Passionate, tough, tireless, Clint baptized in the prisons of Russia; inspired churches struggling under the weight of political oppression; preached and prayed new churches into being on the plains of Mongolia. The world was Clint’s parish; his heart and hand upon thousand of churches and house churches across Africa, South and Central Asia, Eastern Europe and Central America. Every time I saw him I was amazed. Clint’s Jesus just kept getting bigger.
On January 2010, Clint arrived at the Hotel Montana in Port-au-Prince, Haiti, to meet some friends for dinner. They were there as a part of a medical mission to improve the health services in this poorest nation in the western hemisphere.
Moments after he entered the hotel lobby, the ground began to shake. The hotel collapsed. Clint and two of his friends were buried in the rubble. Concrete and rebar broke both of Clint’s legs and pinned him in place. Rescue workers found him 55 hours later. It took hours more to free him; and the amputation of both legs. His first thought once freed was of love. “Tell my wife,” he pleaded with rescue workers, “I love her deeply.” They got him to a hospital. Clint died soon after.

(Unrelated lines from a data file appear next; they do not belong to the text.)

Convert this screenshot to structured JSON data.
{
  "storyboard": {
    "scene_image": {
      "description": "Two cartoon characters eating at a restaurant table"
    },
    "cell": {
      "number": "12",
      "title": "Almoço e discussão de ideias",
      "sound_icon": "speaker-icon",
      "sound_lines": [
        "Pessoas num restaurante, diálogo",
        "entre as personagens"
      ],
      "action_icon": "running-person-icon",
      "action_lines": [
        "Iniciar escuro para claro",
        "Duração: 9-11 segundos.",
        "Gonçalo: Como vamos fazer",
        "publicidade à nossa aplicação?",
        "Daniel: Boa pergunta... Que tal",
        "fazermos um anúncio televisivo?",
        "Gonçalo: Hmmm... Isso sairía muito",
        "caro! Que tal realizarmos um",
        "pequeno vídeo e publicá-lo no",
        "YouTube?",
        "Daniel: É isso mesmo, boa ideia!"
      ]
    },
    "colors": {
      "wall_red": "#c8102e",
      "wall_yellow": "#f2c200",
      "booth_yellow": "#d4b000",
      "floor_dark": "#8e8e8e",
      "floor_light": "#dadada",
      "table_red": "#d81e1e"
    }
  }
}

More than 700 friends, family, and fellow clergy and missionaries gathered for Clint’s funeral. The bishop who spoke described this man who inspired us all: “Clint was a big man in stature; in spirit; in faith; in advocacy; in his challenge to the entire church. Clint was big in hope. He was and remains a beacon of hope, even in death. “ (Ough)
In the face of death and darkness, Clint lives as a circle of light in which the Lord Jesus reigns.
Soon, we will sing “Joy to the world, the Lord is come. Let earth receive her King.” Soon, not yet. Today we pause—we still—we think a long thought. We choose hope. We plead and pray, “Thy kingdom come…” with every fiber of our being. And we sing a hymn to the Sovereign Christ; who reigns, this day, from the tree.
These are sermon notes and are not intended for the purposes of publication. —Gina Gilland Campbell
Washington Post, “Soul Searching in Dallas”, Kevin Eckstrom, 11-23-13
Bishop Bruce R. Ough, funeral sermon remarks, 1-23-10
Pulpit Resource, Vol. 26, #4, 1998
Christian Century, Marty 11-16-94, Bruggemann 10-28-92, Duke 11-8-95
J. Charles Merrill, 8-27-95, sermon manuscript